Task item ▸ Look through the entries below and return all lines including the word "verified".

== Segment start ==

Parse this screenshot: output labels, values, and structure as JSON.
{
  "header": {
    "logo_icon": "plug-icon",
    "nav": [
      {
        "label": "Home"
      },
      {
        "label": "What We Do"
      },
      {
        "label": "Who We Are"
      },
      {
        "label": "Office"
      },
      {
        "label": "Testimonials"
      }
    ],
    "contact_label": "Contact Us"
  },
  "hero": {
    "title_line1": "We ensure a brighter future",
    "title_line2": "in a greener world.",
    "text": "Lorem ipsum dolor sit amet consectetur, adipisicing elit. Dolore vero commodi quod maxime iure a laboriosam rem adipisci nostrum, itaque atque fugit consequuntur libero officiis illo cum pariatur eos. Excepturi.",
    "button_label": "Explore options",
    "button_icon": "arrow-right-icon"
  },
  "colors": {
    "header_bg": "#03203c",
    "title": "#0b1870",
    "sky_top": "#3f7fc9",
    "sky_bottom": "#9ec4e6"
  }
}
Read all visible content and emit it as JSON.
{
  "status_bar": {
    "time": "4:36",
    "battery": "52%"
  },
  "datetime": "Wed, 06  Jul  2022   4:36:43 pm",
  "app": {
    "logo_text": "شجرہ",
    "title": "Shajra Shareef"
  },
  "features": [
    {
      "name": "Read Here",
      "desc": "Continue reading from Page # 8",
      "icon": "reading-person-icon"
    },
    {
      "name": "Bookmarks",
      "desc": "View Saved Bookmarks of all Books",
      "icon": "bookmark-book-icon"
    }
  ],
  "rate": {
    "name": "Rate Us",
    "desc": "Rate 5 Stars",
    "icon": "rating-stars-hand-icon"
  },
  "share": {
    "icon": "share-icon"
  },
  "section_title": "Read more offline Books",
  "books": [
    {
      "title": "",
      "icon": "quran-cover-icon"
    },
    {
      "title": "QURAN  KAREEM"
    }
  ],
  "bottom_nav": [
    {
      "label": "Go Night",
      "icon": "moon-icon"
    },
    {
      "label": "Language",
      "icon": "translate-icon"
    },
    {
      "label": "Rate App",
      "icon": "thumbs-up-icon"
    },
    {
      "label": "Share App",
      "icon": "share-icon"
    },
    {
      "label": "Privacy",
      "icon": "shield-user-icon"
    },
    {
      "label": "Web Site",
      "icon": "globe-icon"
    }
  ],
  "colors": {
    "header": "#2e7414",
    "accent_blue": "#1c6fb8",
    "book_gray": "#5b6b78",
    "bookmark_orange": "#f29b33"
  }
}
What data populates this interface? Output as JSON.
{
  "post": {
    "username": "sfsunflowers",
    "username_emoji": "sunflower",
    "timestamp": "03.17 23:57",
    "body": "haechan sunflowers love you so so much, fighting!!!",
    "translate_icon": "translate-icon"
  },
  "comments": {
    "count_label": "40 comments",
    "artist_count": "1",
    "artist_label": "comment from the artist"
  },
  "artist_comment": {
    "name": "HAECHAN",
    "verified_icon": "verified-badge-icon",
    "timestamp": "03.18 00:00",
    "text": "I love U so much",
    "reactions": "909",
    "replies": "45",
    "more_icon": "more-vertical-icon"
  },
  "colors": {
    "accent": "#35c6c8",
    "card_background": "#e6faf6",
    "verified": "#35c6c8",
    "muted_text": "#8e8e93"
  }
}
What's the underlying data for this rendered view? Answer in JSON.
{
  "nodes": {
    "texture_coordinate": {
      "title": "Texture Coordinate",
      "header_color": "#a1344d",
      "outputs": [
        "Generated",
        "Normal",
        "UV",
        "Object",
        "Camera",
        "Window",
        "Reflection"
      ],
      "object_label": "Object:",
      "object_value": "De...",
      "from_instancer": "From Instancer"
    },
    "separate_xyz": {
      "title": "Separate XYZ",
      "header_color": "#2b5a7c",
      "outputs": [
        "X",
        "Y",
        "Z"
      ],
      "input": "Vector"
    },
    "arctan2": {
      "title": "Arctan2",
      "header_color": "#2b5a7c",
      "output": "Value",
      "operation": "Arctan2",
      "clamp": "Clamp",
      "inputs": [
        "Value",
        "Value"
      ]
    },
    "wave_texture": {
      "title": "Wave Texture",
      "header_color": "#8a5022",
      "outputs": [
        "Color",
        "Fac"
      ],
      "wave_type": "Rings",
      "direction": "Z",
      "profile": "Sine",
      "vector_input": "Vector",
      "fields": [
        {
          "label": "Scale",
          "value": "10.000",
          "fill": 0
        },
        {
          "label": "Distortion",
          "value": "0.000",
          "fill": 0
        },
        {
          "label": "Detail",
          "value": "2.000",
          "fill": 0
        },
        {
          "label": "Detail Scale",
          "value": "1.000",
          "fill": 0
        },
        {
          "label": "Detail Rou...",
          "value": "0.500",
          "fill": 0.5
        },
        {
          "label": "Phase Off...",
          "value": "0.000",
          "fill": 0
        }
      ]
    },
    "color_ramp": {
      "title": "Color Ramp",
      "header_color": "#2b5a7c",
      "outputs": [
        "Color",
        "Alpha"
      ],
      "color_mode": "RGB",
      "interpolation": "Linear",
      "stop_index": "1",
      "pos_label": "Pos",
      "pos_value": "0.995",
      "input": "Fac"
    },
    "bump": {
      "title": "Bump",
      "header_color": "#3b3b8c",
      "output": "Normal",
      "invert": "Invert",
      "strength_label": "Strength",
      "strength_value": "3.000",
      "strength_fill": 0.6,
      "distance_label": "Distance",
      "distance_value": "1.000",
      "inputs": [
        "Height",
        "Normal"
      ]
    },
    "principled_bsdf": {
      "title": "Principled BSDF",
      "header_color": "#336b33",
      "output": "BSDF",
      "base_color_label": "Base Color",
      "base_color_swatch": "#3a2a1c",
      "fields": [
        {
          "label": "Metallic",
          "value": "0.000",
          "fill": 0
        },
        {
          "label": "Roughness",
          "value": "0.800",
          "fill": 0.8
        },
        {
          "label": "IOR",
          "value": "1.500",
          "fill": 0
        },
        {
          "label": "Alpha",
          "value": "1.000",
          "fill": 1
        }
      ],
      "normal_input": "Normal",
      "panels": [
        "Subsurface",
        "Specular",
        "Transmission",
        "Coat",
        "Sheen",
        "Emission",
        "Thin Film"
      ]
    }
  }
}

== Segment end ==

Answer for the task ▸
    "verified_icon": "verified-badge-icon",
    "verified": "#35c6c8",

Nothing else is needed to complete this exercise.